McCASLIN, Margaret (Maggie)
Source: Franklin Evening Star, Friday, June 21, 1918
Margaret McCaslin a Suicide.
Miss Margaret McCaslin ended her life sometime Thursday by hanging herself in the attic at her farm home three miles southwest of Franklin. Her body was discovered late Thursday evening by Gilbert Luyster, her cousin and guardian, who went to the McCaslin home after receiving a strange letter written by Miss McCaslin last Sunday. In the letter Miss McCaslin said that she was planning to end her life. She spoke of having cleaned up the house, gave instructions regarding some personal effects, asked that her chickens be cared for and closed with the request that Mr. Luyster come to the house as soon as he received the letter. The letter was dated June 16, but Mr. Luyster did not receive it until Thursday evening. He hurried immediately to the McCaslin farm and after making a thorough search through the house, which he found immaculately clean, he went to the attic and discovered the lifeless body hanging from a rafter.
Inquiry among the neighbors disclosed the fact that a boy had seen Miss McCaslin early Thursday morning, which indicates that she either postponed mailing her letter or had misdated it. She had been in an impaired mental condition for several years and recently, according to the neighbors, had acted strangely.
Dr. Carl Payne, who was called, said the body probably had been dead ten or eleven hours. Dr. L. C. Bice, county coroner, also was notified and his investigation showed she had died by hanging herself.
Miss McCaslin was forty-three years old and was born on the farm where she died. She was the daughter of Gilbert and Anna McCaslin, both of whom are dead. Her mother died seven years ago, since when she had lived as a recluse on the farm. She was a niece of the late John Ditmars and one of his principal heirs. Two years ago Gilbert Luyster was appointed as guardian for her and last winter she was at his home for several weeks but grew restless and insisted on returning to her own home to live alone. She raised many chickens and kept them in her own house during the winter and early spring months. She was eccentric but truly kind hearted in every way.

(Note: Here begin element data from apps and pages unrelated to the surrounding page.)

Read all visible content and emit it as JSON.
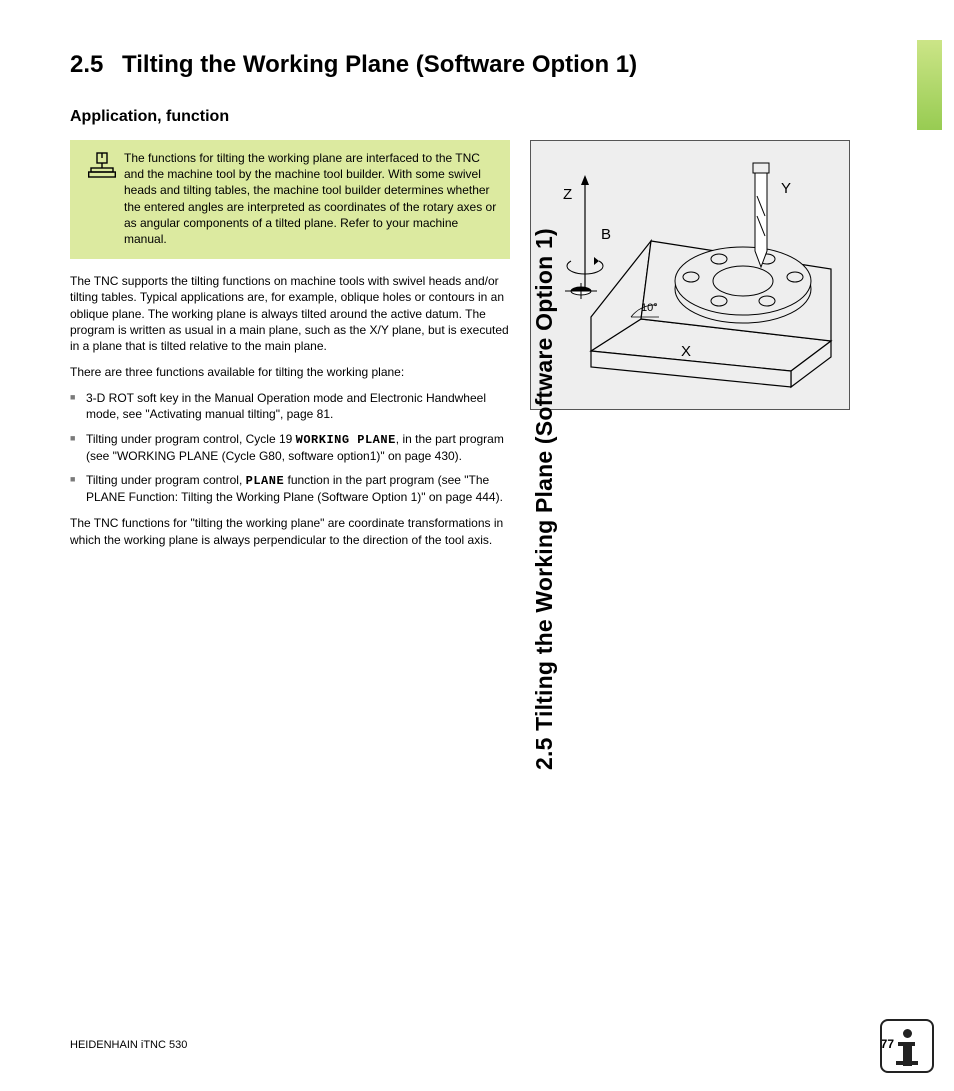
{
  "sideTab": "2.5 Tilting the Working Plane (Software Option 1)",
  "heading": {
    "num": "2.5",
    "title": "Tilting the Working Plane (Software Option 1)"
  },
  "subheading": "Application, function",
  "note": "The functions for tilting the working plane are interfaced to the TNC and the machine tool by the machine tool builder. With some swivel heads and tilting tables, the machine tool builder determines whether the entered angles are interpreted as coordinates of the rotary axes or as angular components of a tilted plane. Refer to your machine manual.",
  "para1": "The TNC supports the tilting functions on machine tools with swivel heads and/or tilting tables. Typical applications are, for example, oblique holes or contours in an oblique plane. The working plane is always tilted around the active datum. The program is written as usual in a main plane, such as the X/Y plane, but is executed in a plane that is tilted relative to the main plane.",
  "para2": "There are three functions available for tilting the working plane:",
  "bullets": [
    {
      "pre": "3-D ROT soft key in the Manual Operation mode and Electronic Handwheel mode, see \"Activating manual tilting\", page 81."
    },
    {
      "pre": "Tilting under program control, Cycle 19 ",
      "mono": "WORKING PLANE",
      "post": ", in the part program (see \"WORKING PLANE (Cycle G80, software option1)\" on page 430)."
    },
    {
      "pre": "Tilting under program control, ",
      "mono": "PLANE",
      "post": " function in the part program (see \"The PLANE Function: Tilting the Working Plane (Software Option 1)\" on page 444)."
    }
  ],
  "para3": "The TNC functions for \"tilting the working plane\" are coordinate transformations in which the working plane is always perpendicular to the direction of the tool axis.",
  "figure": {
    "Z": "Z",
    "B": "B",
    "X": "X",
    "Y": "Y",
    "angle": "10°"
  },
  "footer": {
    "left": "HEIDENHAIN iTNC 530",
    "page": "77"
  }
}
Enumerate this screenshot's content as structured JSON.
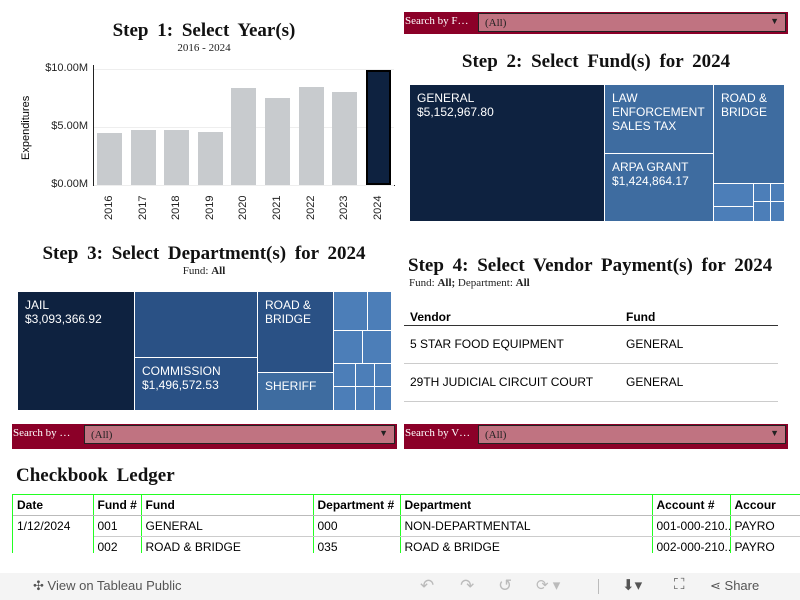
{
  "step1": {
    "title": "Step 1: Select Year(s)",
    "subtitle": "2016 - 2024",
    "ylabel": "Expenditures"
  },
  "chart_data": {
    "type": "bar",
    "title": "Step 1: Select Year(s)",
    "subtitle": "2016 - 2024",
    "ylabel": "Expenditures",
    "xlabel": "",
    "ylim": [
      0,
      10
    ],
    "yticks": [
      "$0.00M",
      "$5.00M",
      "$10.00M"
    ],
    "categories": [
      "2016",
      "2017",
      "2018",
      "2019",
      "2020",
      "2021",
      "2022",
      "2023",
      "2024"
    ],
    "values": [
      4.45,
      4.7,
      4.7,
      4.55,
      8.35,
      7.5,
      8.45,
      8.0,
      9.95
    ],
    "units": "$M",
    "selected": "2024",
    "colors": {
      "bar": "#c8cbce",
      "selected": "#0e2240"
    }
  },
  "step2": {
    "title": "Step 2: Select Fund(s) for 2024",
    "filter_label": "Search by F…",
    "filter_value": "(All)",
    "tiles": [
      {
        "name": "GENERAL",
        "value": "$5,152,967.80"
      },
      {
        "name": "LAW ENFORCEMENT SALES TAX"
      },
      {
        "name": "ARPA GRANT",
        "value": "$1,424,864.17"
      },
      {
        "name": "ROAD & BRIDGE"
      }
    ]
  },
  "step3": {
    "title": "Step 3: Select Department(s) for 2024",
    "fund_label": "Fund:",
    "fund_value": "All",
    "filter_label": "Search by …",
    "filter_value": "(All)",
    "tiles": [
      {
        "name": "JAIL",
        "value": "$3,093,366.92"
      },
      {
        "name": "COMMISSION",
        "value": "$1,496,572.53"
      },
      {
        "name": "ROAD & BRIDGE"
      },
      {
        "name": "SHERIFF"
      }
    ]
  },
  "step4": {
    "title": "Step 4: Select Vendor Payment(s) for 2024",
    "fund_label": "Fund:",
    "fund_value": "All;",
    "dept_label": "Department:",
    "dept_value": "All",
    "filter_label": "Search by V…",
    "filter_value": "(All)",
    "headers": [
      "Vendor",
      "Fund"
    ],
    "rows": [
      [
        "5 STAR FOOD EQUIPMENT",
        "GENERAL"
      ],
      [
        "29TH JUDICIAL CIRCUIT COURT",
        "GENERAL"
      ]
    ]
  },
  "ledger": {
    "title": "Checkbook Ledger",
    "headers": [
      "Date",
      "Fund #",
      "Fund",
      "Department #",
      "Department",
      "Account #",
      "Accour"
    ],
    "rows": [
      [
        "1/12/2024",
        "001",
        "GENERAL",
        "000",
        "NON-DEPARTMENTAL",
        "001-000-210..",
        "PAYRO"
      ],
      [
        "",
        "002",
        "ROAD & BRIDGE",
        "035",
        "ROAD & BRIDGE",
        "002-000-210..",
        "PAYRO"
      ]
    ]
  },
  "toolbar": {
    "view_label": "View on Tableau Public",
    "share_label": "Share"
  }
}
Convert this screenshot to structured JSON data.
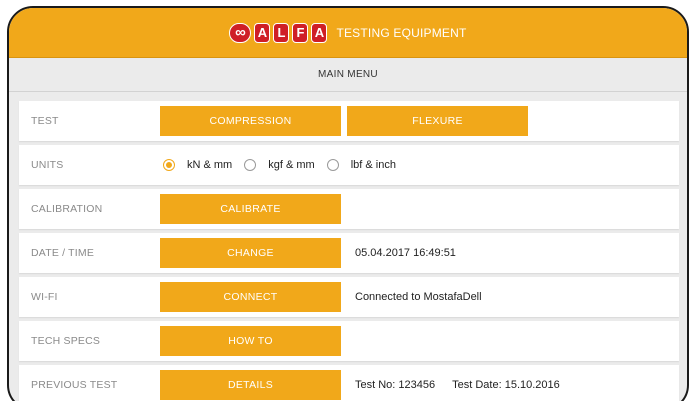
{
  "header": {
    "logo_text": "ALFA",
    "logo_letters": [
      "A",
      "L",
      "F",
      "A"
    ],
    "tagline": "TESTING EQUIPMENT"
  },
  "menu": {
    "title": "MAIN MENU"
  },
  "rows": {
    "test": {
      "label": "TEST",
      "buttons": [
        "COMPRESSION",
        "FLEXURE"
      ]
    },
    "units": {
      "label": "UNITS",
      "options": [
        "kN & mm",
        "kgf & mm",
        "lbf & inch"
      ],
      "selected": "kN & mm"
    },
    "calibration": {
      "label": "CALIBRATION",
      "button": "CALIBRATE"
    },
    "datetime": {
      "label": "DATE / TIME",
      "button": "CHANGE",
      "value": "05.04.2017 16:49:51"
    },
    "wifi": {
      "label": "WI-FI",
      "button": "CONNECT",
      "status": "Connected to MostafaDell"
    },
    "techspecs": {
      "label": "TECH SPECS",
      "button": "HOW TO"
    },
    "previous": {
      "label": "PREVIOUS TEST",
      "button": "DETAILS",
      "test_no": "Test No: 123456",
      "test_date": "Test Date: 15.10.2016"
    }
  },
  "colors": {
    "accent": "#f1a81a",
    "logo": "#cf1f26",
    "background": "#ebebeb"
  }
}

She is survived by an aunt, Mrs. Hattie Luyster, who is now living in Chattanooga, Tenn.
The funeral services will be held Saturday afternoon at 3 o’clock at the home of Mr. and Mrs. Gilbert Luyster and the services being conducted by the Rev. R. P. Jones of the Franklin Presbyterian church, of which Miss McCaslin was a member. Burial will be at Greenlawn cemetery.
Source: Franklin Evening Star, Tuesday, June 25, 1918
Will of Maggie L. McCaslin.
The will of Miss Maggie L. McCaslin, who ended her life by hanging herself last week, has been filed for probate. By the terms of the will, which was executed Sept. 24, 1915, the estate, valued at $25,000, is to be divided equally between Mrs. Hattie Luyster, her aunt, who is to receive one-half, and the children of a deceased aunt, Alma McCaslin VanNuys, who are to share the other half. The latter heirs are Lowery VanNuys, James L. VanNuys, Ezra VanNuys, Olive VanNuys Oliver and Mary VanNuys Foster. The Union Trust company is named as executor of the estate.
Note: The people identified in the will are Harriet Ditmars McCaslin Luyster, and the children of her sister, Mary Alma McCaslin VanNuys, who are Walter Lowery VanNuys, James Edward VanNuys, Ezra Allen VanNuys, Alice VanNuys Oliver, and Mary VanNuys Fisher. The paper got some of the names wrong.
Submitted by Lois Johnson